We seek to inspire and spread the joy about these beautiful, magical sentient beings – what they mean to so many of us, why they should be left to enjoy their wonderful life in freedom, safety, peace and harmony, and afforded the basic rights these remarkable non human beings deserve.
One of the many magnificent, uplifting contributions by Fiona Fallo says it all! Enjoy.
We watch the dolphins glide by. Before they came we were busy setting up for the day, battling wind to tie the tent down.
The unexpected sight of a fin though pauses everything. We know it’s precious to see them.
We are still. Our thinking is suspended as we stop and watch them. For that brief time we are complete. Whole.

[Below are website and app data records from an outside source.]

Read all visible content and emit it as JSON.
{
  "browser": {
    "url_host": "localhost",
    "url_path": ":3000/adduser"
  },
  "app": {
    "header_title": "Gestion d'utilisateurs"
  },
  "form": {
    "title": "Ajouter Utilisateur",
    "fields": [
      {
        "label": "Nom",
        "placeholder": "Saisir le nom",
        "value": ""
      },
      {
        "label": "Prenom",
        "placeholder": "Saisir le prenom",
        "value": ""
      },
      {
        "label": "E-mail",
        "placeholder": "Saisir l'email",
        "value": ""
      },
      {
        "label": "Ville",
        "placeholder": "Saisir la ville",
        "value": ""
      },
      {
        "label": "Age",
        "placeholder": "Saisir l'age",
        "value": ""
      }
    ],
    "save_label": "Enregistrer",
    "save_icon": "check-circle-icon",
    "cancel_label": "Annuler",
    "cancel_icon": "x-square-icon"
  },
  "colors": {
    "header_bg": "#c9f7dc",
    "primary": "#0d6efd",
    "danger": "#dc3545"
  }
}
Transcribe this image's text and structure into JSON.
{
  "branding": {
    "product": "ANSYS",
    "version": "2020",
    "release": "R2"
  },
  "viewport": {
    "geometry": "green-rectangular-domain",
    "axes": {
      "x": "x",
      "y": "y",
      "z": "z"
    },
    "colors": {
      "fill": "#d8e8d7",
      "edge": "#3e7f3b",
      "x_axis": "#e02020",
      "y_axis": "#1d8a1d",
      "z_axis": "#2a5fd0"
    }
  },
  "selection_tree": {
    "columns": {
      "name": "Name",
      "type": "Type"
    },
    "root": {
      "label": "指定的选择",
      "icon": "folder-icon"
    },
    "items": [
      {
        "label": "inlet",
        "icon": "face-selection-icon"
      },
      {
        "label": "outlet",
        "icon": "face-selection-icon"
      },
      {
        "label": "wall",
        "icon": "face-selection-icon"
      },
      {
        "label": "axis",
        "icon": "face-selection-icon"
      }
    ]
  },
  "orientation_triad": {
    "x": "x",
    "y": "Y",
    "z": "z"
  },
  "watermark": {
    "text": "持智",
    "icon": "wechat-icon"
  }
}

The dolphins captivate our senses. Their presence stills the mind which allows an intrinsic knowing to arise; that underneath the busyness of life and the busyness of thinking we are complete, enough, whole. And wholeness is wellness.
The experience, captivation and awe doesn’t need to last. A fleeting feeling, a quick glimpse of our wholeness is enough.
Experience of wholeness, facilitated by the presence of dolphins is transformative.
When the moment of captivation passes and thinking resumes, we feel better. We are changed. The seed of wellness has received the nourishment required to grow. We return to daily life making choices that are best for ourselves in a coherent, effortless, sustainable way.
We have felt whole….Well. We know we are fundamentally whole and well and that our task, if any, is to let go of things that fragment our sense of wholeness or disturb our wellness.
Experience of natural wonder such as the sentient beings of the oceans, can be all that is needed to initiate a return to physical, mental, spiritual wellness.
Bio Born on the Kaurna Plains, protected by the Peramangk Hills, inspired by the Southern Ocean. . . I am now mother to four shining humans and wife to a loving Sicilian. My work includes Meditation teaching and being a Psychologist both in Private Practice and with Indigenous peoples of the greater metropolitan area of Adelaide. I keep in mind that “there is no intelligence without love” (Krishnamurti) and equally that love is the beginning, the end and the journey itself.
As a result of the ABC Dolphin Watch features on ABC television and online, in Victor Harbor in April 2018, we were contacted by journalist Geraldine Cardozo based in NSW for The Senior Newspaper www.thesenior.com.au As many of their readers are retired and looking to volunteer, Dolphin Watch was viewed as a possible opportunity and as a result Mary-Anne Came – SA Journalist, kindly wrote a brilliant feature about the core business of the project in the July edition.
Dolphin Watch provides opportunities for a wide demographic to meet with a sense of combined enthusiasm for the task of gathering regional data and watching over dolphins and habitats in our waters. There are myriad benefits to volunteers, particularly seniors, in terms of being in nature, feeling they are contributing and understanding that their efforts are valued, not just by local communities but by global Science and conservation communities.
The article has generated significant interest in our citizen led, data rich Citizen Science project and we are most grateful for the support. Thanks so much The Senior Newspaper! Volunteers of all ages, scientists and dolphins…..indeed a magical mix!